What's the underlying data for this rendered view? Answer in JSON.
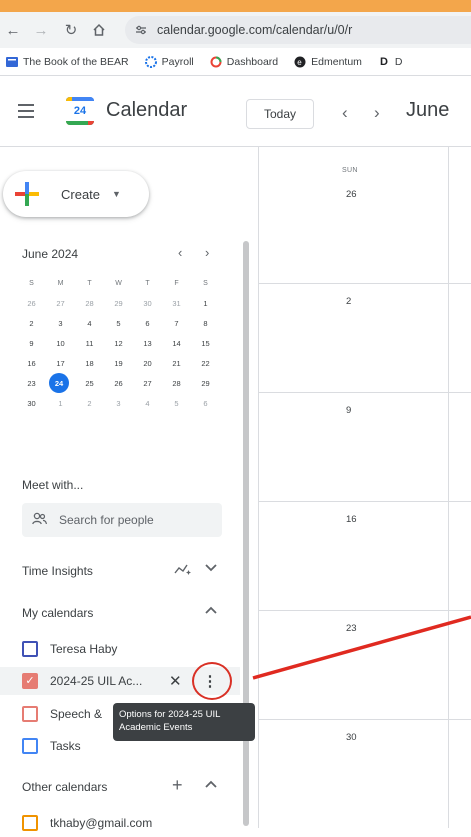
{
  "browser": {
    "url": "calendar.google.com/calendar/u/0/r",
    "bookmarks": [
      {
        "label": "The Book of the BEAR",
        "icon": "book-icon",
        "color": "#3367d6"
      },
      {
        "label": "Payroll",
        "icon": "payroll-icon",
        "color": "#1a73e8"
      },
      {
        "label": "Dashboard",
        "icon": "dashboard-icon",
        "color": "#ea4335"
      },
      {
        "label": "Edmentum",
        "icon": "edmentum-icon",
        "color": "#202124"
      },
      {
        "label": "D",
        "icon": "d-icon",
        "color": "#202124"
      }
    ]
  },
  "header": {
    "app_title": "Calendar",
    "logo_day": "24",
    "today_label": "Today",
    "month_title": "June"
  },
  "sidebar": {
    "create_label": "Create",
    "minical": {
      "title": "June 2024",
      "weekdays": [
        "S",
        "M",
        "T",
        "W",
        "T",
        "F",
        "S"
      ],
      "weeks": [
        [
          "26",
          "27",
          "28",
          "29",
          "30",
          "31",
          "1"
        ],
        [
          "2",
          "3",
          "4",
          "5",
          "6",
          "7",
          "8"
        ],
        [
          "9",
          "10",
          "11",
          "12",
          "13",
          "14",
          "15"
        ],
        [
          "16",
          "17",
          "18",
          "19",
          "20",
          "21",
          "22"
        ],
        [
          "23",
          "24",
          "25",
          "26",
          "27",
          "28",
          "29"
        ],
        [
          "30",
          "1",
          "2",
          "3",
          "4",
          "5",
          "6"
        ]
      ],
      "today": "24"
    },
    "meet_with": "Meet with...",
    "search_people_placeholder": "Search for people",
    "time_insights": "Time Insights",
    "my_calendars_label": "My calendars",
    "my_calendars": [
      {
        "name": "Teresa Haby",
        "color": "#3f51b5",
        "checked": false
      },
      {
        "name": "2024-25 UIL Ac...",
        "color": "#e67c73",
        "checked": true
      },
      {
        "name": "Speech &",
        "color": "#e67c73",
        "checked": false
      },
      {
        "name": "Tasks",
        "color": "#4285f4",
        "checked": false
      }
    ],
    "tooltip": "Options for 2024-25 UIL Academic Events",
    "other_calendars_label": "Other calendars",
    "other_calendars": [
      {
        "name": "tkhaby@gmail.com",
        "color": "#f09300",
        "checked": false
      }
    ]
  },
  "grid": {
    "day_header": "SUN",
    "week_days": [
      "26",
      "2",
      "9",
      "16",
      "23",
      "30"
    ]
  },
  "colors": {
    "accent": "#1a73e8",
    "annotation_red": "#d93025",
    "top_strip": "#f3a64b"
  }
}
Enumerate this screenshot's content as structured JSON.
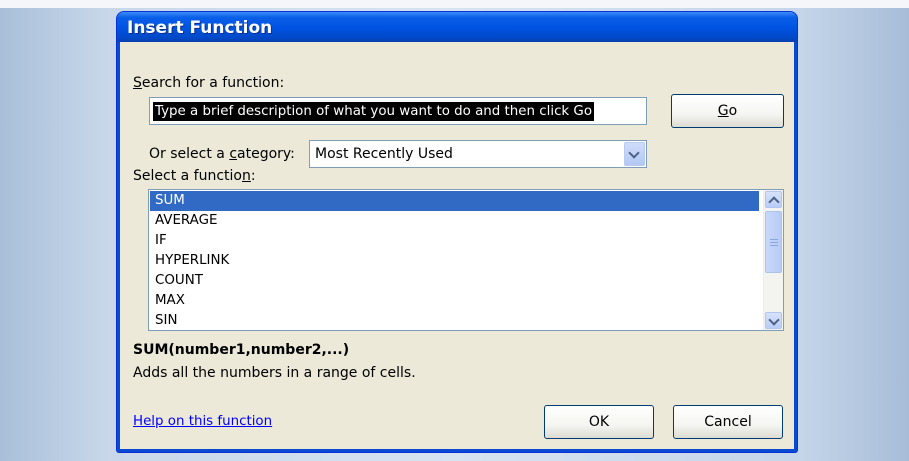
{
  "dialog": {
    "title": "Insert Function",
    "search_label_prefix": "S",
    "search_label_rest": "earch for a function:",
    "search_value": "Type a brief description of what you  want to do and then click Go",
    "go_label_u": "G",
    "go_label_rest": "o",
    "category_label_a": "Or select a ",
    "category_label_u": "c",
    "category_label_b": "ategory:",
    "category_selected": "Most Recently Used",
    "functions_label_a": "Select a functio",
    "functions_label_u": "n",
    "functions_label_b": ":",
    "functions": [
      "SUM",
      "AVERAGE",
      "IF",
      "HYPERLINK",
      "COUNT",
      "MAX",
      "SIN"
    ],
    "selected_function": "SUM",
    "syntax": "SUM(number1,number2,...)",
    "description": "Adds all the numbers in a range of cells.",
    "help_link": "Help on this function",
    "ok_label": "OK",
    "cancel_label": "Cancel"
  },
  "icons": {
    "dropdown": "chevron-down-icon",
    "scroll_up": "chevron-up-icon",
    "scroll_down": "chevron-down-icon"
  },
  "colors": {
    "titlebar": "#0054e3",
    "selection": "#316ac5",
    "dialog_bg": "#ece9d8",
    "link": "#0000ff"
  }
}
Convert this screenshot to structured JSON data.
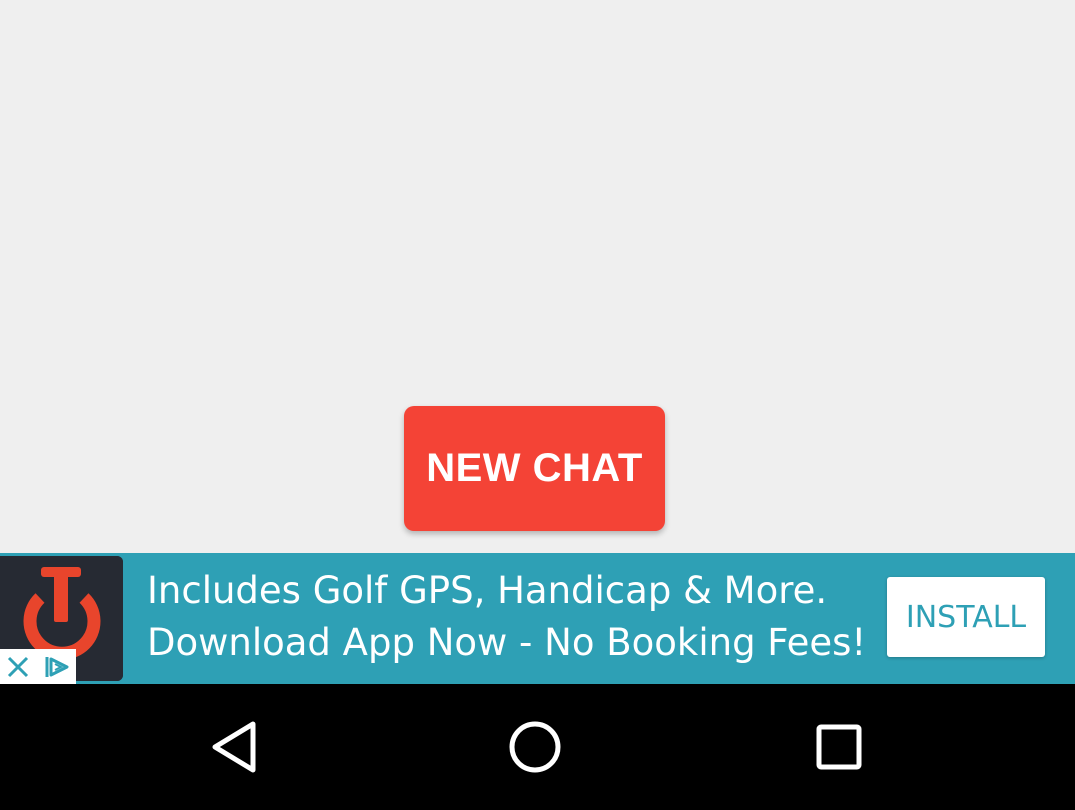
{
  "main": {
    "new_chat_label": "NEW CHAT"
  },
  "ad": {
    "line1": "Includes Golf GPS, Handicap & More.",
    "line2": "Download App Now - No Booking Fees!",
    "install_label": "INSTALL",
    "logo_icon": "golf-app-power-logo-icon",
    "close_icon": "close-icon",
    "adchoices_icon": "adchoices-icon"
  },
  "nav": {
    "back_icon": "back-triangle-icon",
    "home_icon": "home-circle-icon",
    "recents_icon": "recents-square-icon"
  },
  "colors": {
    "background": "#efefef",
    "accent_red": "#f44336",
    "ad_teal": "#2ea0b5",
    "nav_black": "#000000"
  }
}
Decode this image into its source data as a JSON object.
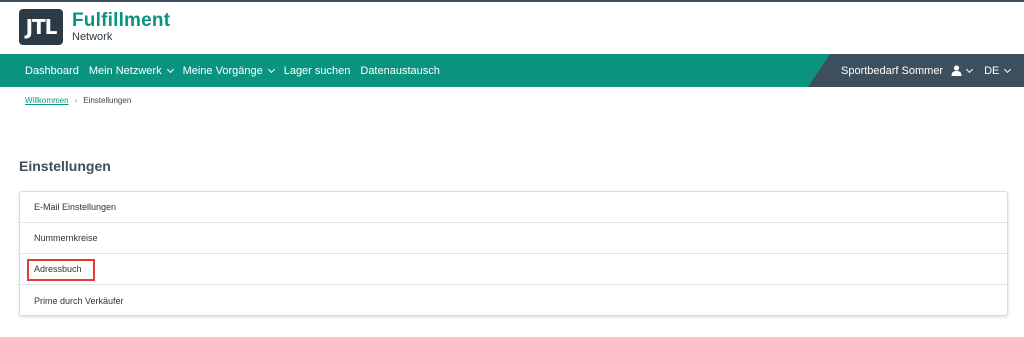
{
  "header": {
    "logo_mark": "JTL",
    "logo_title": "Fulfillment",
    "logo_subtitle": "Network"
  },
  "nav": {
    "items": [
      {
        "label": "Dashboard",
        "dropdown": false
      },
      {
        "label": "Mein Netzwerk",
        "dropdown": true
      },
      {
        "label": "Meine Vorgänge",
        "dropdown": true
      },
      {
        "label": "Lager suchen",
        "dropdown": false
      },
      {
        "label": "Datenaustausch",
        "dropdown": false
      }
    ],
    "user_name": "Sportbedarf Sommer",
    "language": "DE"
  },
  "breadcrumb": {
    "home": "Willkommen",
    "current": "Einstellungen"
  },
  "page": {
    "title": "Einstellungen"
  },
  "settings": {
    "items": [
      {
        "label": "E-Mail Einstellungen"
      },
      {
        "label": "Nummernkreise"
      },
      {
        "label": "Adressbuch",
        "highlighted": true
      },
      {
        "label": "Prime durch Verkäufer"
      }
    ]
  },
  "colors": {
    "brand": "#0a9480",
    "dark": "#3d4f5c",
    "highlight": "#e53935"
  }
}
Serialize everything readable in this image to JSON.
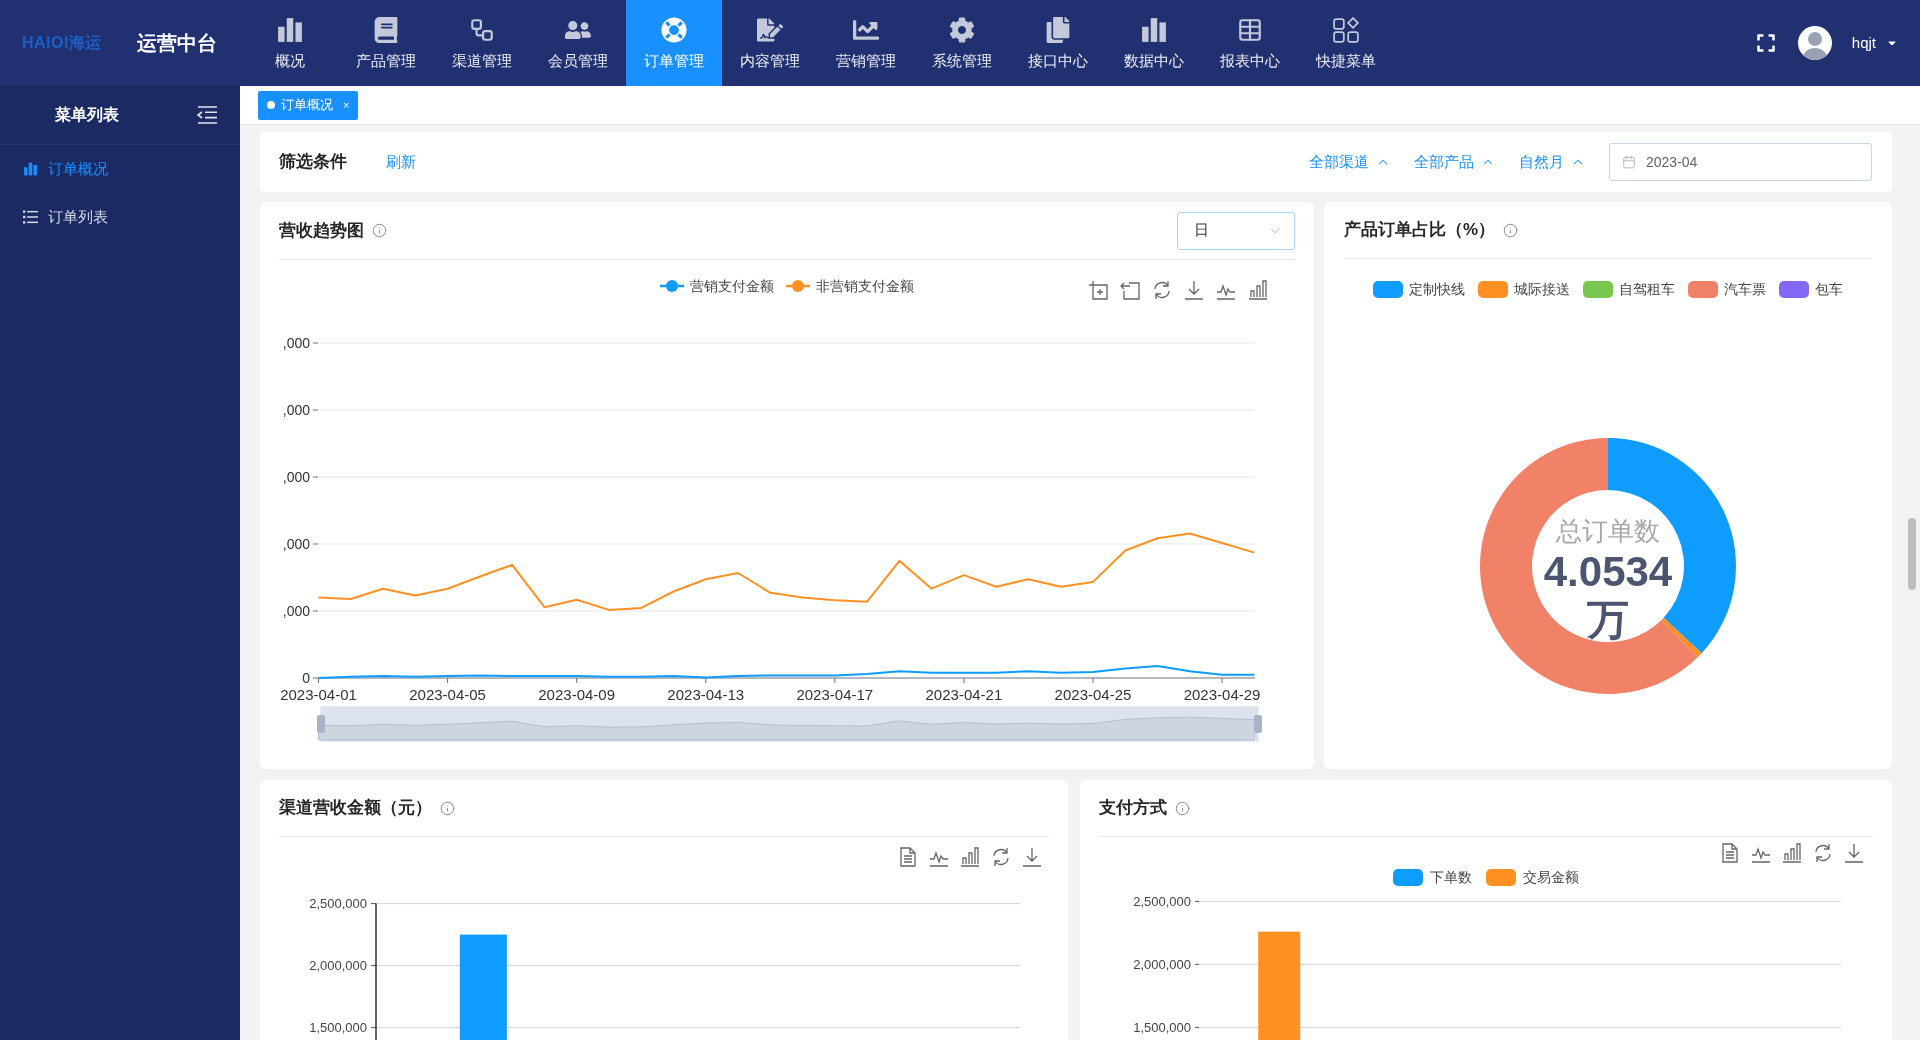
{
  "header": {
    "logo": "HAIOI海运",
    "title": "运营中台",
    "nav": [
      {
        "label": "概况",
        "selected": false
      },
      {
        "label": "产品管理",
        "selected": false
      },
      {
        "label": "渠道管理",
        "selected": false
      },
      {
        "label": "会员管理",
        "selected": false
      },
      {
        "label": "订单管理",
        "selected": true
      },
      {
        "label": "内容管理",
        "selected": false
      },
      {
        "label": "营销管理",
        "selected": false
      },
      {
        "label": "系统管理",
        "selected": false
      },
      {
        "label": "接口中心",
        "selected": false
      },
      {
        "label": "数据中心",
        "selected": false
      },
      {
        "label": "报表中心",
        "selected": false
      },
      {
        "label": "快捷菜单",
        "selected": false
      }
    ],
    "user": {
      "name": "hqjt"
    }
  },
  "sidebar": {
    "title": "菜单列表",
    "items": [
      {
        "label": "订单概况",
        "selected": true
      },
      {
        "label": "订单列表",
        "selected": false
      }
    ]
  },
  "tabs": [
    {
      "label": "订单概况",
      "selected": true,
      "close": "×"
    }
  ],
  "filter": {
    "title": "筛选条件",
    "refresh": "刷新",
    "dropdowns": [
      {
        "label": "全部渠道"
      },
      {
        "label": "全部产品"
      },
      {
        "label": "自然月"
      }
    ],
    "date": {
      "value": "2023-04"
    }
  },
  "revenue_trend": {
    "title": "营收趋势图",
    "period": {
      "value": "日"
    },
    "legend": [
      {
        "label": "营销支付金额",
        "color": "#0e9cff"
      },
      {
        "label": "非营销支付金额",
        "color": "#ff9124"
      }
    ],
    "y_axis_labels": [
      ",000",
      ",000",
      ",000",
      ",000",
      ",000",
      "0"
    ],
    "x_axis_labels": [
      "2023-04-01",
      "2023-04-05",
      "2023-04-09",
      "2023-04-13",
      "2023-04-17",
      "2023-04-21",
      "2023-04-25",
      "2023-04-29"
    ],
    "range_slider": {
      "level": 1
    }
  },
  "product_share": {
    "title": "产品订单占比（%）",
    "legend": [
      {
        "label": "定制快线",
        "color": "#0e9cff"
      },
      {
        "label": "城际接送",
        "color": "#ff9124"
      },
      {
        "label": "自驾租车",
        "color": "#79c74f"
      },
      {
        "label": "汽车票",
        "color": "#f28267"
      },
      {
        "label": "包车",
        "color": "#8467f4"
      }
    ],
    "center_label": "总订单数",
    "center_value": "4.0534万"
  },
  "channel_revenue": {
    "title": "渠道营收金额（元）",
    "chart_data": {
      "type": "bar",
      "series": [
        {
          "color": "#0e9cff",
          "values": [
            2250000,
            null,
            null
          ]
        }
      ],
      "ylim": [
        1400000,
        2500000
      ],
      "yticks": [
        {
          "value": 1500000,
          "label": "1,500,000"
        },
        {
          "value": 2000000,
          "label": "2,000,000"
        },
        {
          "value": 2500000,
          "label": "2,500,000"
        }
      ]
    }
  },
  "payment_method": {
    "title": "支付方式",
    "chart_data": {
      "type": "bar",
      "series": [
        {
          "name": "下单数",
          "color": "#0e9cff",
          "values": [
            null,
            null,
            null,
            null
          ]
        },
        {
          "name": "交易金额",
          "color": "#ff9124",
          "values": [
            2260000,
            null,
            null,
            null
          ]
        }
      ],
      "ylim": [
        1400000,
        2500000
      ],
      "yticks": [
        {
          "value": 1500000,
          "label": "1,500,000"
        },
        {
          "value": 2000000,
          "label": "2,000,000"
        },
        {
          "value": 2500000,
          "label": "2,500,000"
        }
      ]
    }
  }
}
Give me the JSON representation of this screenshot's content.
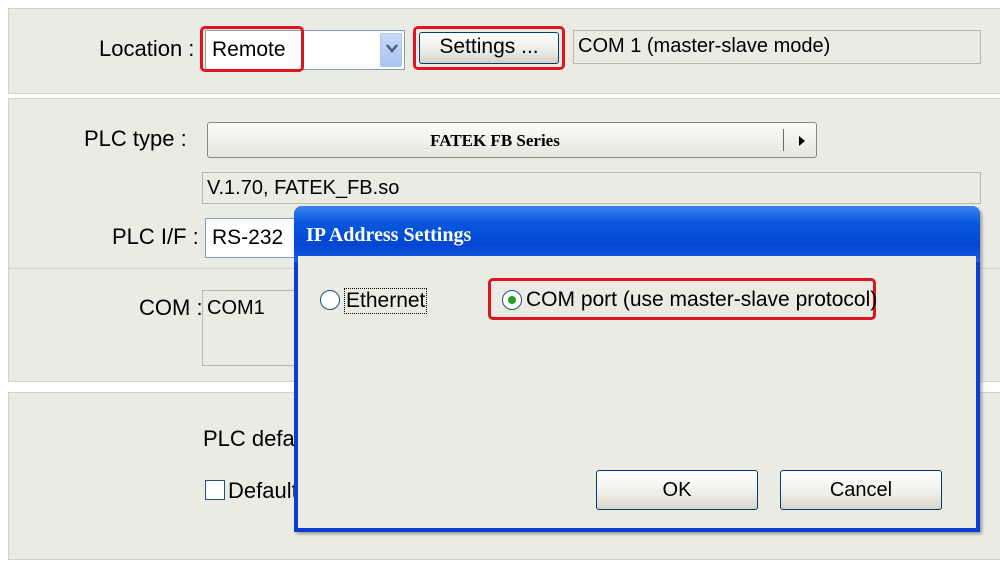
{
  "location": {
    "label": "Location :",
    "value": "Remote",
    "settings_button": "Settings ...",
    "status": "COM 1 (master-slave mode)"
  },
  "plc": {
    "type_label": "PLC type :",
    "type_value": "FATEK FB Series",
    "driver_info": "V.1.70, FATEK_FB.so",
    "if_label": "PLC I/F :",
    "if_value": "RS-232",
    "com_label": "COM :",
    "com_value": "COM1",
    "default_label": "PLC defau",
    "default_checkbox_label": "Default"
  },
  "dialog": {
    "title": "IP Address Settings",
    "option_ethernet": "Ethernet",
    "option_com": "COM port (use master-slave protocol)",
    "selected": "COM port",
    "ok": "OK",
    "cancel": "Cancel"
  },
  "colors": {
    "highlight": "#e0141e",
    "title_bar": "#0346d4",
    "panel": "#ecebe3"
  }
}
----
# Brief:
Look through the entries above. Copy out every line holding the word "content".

# Solved problem:
Enumerate this screenshot's content as structured JSON.
Give me the JSON representation of this screenshot's content.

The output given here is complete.